■ What is being asked ■
Copy out the records again. Change nothing.

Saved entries
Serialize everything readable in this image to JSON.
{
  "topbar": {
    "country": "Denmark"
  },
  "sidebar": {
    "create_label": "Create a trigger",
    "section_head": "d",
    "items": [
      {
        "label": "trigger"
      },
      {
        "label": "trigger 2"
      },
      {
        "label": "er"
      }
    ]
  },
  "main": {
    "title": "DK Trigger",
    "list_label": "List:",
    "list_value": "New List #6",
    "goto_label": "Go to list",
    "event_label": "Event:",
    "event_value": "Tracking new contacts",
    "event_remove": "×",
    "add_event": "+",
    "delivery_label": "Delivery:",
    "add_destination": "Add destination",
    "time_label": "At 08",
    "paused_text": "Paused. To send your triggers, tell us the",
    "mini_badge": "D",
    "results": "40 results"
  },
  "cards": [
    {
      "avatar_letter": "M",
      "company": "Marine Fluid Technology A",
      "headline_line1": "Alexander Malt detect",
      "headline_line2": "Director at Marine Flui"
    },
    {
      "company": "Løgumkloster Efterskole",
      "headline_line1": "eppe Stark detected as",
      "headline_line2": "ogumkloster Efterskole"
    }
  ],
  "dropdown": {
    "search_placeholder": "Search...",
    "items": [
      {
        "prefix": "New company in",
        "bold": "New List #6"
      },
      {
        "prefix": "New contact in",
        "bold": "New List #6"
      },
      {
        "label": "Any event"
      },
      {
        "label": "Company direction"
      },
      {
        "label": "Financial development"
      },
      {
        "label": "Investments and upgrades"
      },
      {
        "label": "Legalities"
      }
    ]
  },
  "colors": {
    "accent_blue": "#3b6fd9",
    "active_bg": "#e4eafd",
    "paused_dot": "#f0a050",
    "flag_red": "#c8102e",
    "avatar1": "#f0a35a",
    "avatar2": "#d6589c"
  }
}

■ Output of the exercise ■
Serialize everything readable in this image to JSON.
{
  "topbar": {
    "country": "Denmark"
  },
  "sidebar": {
    "create_label": "Create a trigger",
    "section_head": "d",
    "items": [
      {
        "label": "trigger"
      },
      {
        "label": "trigger 2"
      },
      {
        "label": "er"
      }
    ]
  },
  "main": {
    "title": "DK Trigger",
    "list_label": "List:",
    "list_value": "New List #6",
    "goto_label": "Go to list",
    "event_label": "Event:",
    "event_value": "Tracking new contacts",
    "event_remove": "×",
    "add_event": "+",
    "delivery_label": "Delivery:",
    "add_destination": "Add destination",
    "time_label": "At 08",
    "paused_text": "Paused. To send your triggers, tell us the",
    "mini_badge": "D",
    "results": "40 results"
  },
  "cards": [
    {
      "avatar_letter": "M",
      "company": "Marine Fluid Technology A",
      "headline_line1": "Alexander Malt detect",
      "headline_line2": "Director at Marine Flui"
    },
    {
      "company": "Løgumkloster Efterskole",
      "headline_line1": "eppe Stark detected as",
      "headline_line2": "ogumkloster Efterskole"
    }
  ],
  "dropdown": {
    "search_placeholder": "Search...",
    "items": [
      {
        "prefix": "New company in",
        "bold": "New List #6"
      },
      {
        "prefix": "New contact in",
        "bold": "New List #6"
      },
      {
        "label": "Any event"
      },
      {
        "label": "Company direction"
      },
      {
        "label": "Financial development"
      },
      {
        "label": "Investments and upgrades"
      },
      {
        "label": "Legalities"
      }
    ]
  },
  "colors": {
    "accent_blue": "#3b6fd9",
    "active_bg": "#e4eafd",
    "paused_dot": "#f0a050",
    "flag_red": "#c8102e",
    "avatar1": "#f0a35a",
    "avatar2": "#d6589c"
  }
}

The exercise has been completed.